In one of my favorite "Calvin and Hobbes" comic story lines, Calvin is making a poster about traffic safety and it trying to come up with a contest-winning slogan. When he asks his dad for ideas, he dad tells him, "Cyclists have a right to the road too you polluting maniacs! I hope gas goes up to eight bucks a gallon!"
As someone who does a fair amount of driving, I don't begrudge drivers. Maybe if I lived further south where I could bike to work all year I'd be a little more anti-car. However, with cars generally being the fastest, most convenient way to get places around the twin cities (sorry public transit--it still takes an hour to go 15 miles in many places), I won't stop driving anytime soon.
I do, however, get annoyed at drivers who pay no attention to people on the sidewalks. The biggest transgressors are those who habitually roll through stop signs, fail to check the crosswalk when turning right at a red light, or people who make a left hand turn without checking for pedestrians.
The running gods, however, seem to smile down on runners for the most part. Of all my running friends, I don't know any who have been seriously injured by a car while running (biking, however, is a different story).
You can't count on cars to see you. Running, especially around traffic, means keeping your head up. Don't assume people will stop for you in an intersection. Also, remember that driving puts people in a heightened sense of alert, and some people will act aggressively when they feel wronged. A couple summers ago as I was doing a workout and running at a decent clip, a car rolled through a stop sign right in front of me.
It may not have been the best decision, but I decided to smack the side of the little grey crossover-station wagon thing as I swerved to run behind it. The driver did not take kindly to my action. He slammed on his brakes, backed up so he had a clear view of me (sure, then he was out of the crosswalk), and began to shout colorful things as me such as, "come over here and I'll kick your ass!"
Not knowing how brain damaged he was or if he was packing heat, I decided to continue my run rather than turn around and confront the mouth-breathing poor driver.
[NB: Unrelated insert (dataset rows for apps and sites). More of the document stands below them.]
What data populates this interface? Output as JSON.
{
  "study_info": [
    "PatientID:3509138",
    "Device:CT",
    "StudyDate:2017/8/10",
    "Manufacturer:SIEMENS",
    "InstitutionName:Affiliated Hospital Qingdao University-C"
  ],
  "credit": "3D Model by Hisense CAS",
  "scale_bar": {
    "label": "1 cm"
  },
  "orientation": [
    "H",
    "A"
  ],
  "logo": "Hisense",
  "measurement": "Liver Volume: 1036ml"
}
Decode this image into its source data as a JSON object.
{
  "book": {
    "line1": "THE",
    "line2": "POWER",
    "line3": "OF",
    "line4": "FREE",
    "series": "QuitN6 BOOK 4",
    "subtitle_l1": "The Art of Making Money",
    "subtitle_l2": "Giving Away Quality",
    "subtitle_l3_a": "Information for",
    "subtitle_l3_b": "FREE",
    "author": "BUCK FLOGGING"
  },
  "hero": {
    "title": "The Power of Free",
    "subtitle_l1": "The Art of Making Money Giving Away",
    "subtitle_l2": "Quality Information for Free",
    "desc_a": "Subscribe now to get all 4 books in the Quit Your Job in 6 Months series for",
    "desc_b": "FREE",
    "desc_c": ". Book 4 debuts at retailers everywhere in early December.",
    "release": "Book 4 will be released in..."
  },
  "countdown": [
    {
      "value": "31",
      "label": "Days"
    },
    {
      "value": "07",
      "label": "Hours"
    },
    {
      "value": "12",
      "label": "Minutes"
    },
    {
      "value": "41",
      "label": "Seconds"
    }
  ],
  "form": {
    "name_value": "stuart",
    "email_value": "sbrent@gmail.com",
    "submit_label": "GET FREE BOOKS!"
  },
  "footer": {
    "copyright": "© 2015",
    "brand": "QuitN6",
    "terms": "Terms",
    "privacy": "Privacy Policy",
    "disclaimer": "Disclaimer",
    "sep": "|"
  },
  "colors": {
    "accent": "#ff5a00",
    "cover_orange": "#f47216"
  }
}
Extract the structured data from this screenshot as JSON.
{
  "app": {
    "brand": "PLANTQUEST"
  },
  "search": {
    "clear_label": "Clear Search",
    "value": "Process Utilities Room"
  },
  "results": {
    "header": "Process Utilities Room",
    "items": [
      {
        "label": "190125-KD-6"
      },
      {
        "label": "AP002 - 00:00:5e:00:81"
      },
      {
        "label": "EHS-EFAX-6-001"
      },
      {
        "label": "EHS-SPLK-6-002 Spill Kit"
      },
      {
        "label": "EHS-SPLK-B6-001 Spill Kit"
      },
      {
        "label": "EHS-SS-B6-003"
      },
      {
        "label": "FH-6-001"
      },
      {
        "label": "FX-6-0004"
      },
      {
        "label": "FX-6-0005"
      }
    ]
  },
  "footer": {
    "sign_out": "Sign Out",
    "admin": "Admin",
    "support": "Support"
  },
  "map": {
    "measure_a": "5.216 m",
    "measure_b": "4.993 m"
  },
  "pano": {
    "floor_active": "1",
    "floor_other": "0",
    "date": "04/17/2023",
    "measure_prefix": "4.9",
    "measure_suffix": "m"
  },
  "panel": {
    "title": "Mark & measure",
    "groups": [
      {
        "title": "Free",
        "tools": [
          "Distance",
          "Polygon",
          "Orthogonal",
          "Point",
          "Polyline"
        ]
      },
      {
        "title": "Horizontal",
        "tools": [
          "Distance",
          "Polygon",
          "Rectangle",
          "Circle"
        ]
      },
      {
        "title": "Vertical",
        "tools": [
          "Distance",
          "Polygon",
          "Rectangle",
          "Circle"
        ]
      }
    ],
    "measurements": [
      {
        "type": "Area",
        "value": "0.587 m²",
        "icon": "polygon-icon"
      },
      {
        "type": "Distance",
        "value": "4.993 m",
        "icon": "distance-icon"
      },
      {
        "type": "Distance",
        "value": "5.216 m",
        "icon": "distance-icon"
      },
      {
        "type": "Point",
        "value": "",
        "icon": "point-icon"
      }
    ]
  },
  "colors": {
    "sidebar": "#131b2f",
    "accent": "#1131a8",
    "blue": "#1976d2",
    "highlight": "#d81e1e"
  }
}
Calvin ends up going with his own slogan on his traffic poster of, "Be careful or be roadkill." As much as I wish drivers would be more conscientious, avoiding becoming roadkill is up to runners because in collision between a runner and a car, the car always wins (with perhaps the exception of Smart Cars).